What is a Green Rider, and can film and TV productions become more environmentally friendly?
More than 100 UK actors are backing a proposal for a ‘Green Rider’ - an environmentally friendly contract between performers and film and TV production companies.
Stars like Mark Rylance, Stephen Fry, Bella Ramsey, Paapa Essiedu and Natalie Dormer have signed a statement created by performing arts and entertainment union British Equity that outlines terms actors can request to make productions less damaging to the environment.
Equity claims the series of proposals will “empower artists” and help them add clauses to their contracts that work towards an environmental culture shift.
These proposed contractual agreements between artists and producers would “improve sustainability in the UK’s TV and film industry,” according to Equity.
Riders are a set of clauses that actors can add to their contract, detailing their requirements on set. They often rhyme with unreasonable demands, lavish extras, and private jets a-go-go.
In contrast, the Green Rider would insert commitments to eco-friendly practices into the contracts of the stars, with suggested clauses including:
- Actors avoiding large trailers, private air travel, or fossil-fuel powered road vehicles.
- Producers providing low carbon transport options such as trains and electric vehicles. (If this isn’t offered, a valid explanation must be offered.)
- Actors considering the carbon/environmental cost of additional food or comfort requests that require runners to go off site, and reducing them accordingly.
- Actors sharing trailers and dressing rooms to reduce energy use.
- Producers providing the artist with their carbon reduction plan, demonstrating concrete, measurable carbon-saving actions and how they are being achieved on set.
Several actors added personal statements to Equity’s proposal, including The Last of Us star Bella Ramsey.
Ramsey, 19, said: “Equity’s Green Rider is a practical route to positive change in the film and television industry in regards to sustainability. We can make all the films in the world about climate change but unless we are environmentally conscious in the process of making them, our efforts are superficial.

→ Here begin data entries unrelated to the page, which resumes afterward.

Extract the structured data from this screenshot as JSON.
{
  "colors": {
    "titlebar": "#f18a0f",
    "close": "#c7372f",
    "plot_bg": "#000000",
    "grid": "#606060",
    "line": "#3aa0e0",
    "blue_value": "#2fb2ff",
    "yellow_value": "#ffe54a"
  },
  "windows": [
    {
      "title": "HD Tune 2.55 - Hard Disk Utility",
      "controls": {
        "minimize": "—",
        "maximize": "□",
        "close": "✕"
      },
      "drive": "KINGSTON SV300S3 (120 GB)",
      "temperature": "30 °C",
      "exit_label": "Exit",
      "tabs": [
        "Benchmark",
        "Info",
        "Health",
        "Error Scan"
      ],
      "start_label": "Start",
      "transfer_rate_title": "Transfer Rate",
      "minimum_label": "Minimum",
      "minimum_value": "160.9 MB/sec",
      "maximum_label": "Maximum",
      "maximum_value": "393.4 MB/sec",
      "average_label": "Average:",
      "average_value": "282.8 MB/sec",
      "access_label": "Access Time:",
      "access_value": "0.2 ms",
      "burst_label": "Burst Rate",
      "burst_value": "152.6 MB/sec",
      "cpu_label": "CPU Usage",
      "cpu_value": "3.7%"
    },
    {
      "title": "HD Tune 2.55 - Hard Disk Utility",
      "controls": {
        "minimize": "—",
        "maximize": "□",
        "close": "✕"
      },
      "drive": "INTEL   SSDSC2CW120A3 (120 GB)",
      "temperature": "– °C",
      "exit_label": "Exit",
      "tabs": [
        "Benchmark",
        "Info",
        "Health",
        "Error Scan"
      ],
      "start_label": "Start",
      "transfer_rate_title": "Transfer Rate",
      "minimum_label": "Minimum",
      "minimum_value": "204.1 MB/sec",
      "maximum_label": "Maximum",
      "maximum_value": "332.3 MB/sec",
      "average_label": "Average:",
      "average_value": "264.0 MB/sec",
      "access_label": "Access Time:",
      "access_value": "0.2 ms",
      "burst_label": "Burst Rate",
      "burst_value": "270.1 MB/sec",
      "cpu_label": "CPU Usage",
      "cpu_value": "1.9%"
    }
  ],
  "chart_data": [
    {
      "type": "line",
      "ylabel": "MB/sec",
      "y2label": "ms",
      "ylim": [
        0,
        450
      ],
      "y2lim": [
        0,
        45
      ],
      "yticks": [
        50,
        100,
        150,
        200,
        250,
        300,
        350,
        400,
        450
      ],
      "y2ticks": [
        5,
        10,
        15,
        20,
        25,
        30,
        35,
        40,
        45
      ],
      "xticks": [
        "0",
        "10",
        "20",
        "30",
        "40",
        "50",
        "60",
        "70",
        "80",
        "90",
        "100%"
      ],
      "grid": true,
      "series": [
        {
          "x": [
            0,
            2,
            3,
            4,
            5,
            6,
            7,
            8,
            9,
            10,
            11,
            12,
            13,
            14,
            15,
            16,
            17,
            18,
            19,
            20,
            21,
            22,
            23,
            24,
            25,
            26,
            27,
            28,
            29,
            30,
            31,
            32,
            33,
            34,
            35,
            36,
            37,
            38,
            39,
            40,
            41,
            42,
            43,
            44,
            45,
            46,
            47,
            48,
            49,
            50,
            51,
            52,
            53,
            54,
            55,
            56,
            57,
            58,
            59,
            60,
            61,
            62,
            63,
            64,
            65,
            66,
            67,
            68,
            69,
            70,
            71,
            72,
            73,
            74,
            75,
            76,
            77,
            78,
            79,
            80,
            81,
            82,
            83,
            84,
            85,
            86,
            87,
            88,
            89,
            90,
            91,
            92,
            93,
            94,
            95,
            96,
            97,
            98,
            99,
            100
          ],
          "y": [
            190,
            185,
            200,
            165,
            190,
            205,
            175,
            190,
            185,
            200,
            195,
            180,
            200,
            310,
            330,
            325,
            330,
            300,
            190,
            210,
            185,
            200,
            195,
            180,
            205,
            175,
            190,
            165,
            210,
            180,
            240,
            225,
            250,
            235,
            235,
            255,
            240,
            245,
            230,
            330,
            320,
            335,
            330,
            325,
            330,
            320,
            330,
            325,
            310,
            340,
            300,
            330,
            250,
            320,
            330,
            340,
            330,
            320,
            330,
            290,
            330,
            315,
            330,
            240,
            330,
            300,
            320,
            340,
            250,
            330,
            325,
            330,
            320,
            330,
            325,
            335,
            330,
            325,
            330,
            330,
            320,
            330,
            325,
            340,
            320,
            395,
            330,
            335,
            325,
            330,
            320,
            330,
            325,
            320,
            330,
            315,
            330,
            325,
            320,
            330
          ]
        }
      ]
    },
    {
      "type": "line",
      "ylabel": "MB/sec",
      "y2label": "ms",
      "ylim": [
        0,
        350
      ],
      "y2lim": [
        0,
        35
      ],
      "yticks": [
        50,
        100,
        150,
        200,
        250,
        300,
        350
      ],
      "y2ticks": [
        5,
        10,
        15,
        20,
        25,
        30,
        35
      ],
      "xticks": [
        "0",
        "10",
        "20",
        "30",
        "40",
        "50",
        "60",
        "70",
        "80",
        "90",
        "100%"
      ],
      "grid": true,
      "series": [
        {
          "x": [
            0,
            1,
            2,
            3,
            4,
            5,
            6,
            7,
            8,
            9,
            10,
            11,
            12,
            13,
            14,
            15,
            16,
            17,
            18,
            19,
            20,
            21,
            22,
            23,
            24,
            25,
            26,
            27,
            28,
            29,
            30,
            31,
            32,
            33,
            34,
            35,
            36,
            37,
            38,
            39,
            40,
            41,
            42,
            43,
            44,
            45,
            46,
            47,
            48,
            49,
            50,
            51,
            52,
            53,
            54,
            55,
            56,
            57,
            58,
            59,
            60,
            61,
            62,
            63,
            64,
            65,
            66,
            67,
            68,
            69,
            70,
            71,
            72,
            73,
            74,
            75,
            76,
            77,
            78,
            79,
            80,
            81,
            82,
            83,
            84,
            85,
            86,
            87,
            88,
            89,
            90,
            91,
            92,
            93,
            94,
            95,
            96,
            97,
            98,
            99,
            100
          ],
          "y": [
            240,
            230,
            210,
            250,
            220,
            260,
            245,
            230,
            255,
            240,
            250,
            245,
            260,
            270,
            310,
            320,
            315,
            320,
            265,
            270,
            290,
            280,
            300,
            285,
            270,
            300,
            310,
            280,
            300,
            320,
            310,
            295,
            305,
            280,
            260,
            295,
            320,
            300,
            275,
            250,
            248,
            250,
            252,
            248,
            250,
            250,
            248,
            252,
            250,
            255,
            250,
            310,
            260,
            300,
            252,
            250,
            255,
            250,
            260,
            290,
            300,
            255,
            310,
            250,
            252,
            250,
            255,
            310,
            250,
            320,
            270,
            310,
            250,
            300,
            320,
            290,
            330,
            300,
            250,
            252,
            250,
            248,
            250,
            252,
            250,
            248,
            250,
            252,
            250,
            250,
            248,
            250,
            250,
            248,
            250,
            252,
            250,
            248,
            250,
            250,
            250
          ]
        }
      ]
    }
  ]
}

The media has historically inspired change, so I’m excited about the introduction of this Green Rider and the conversations it will incite.”
However, the scheme has been greeted with some scepticism, considering the contradictory behaviours of some stars, who have been called out in the past for undermining their green credentials, as well as the negative impact and high carbon footprint of many big budget TV shows and films.
The industry known for transporting both casts and crews around the world for filming, as well as many non-sustainable practices around costumes, props and promotional events.
According to a report created by BAFTA's Albert (an environmental organisation aiming to encourage the TV and film production industry to reduce waste and its carbon footprint) the average big-budget movie production produces 2,840 tonnes of CO2.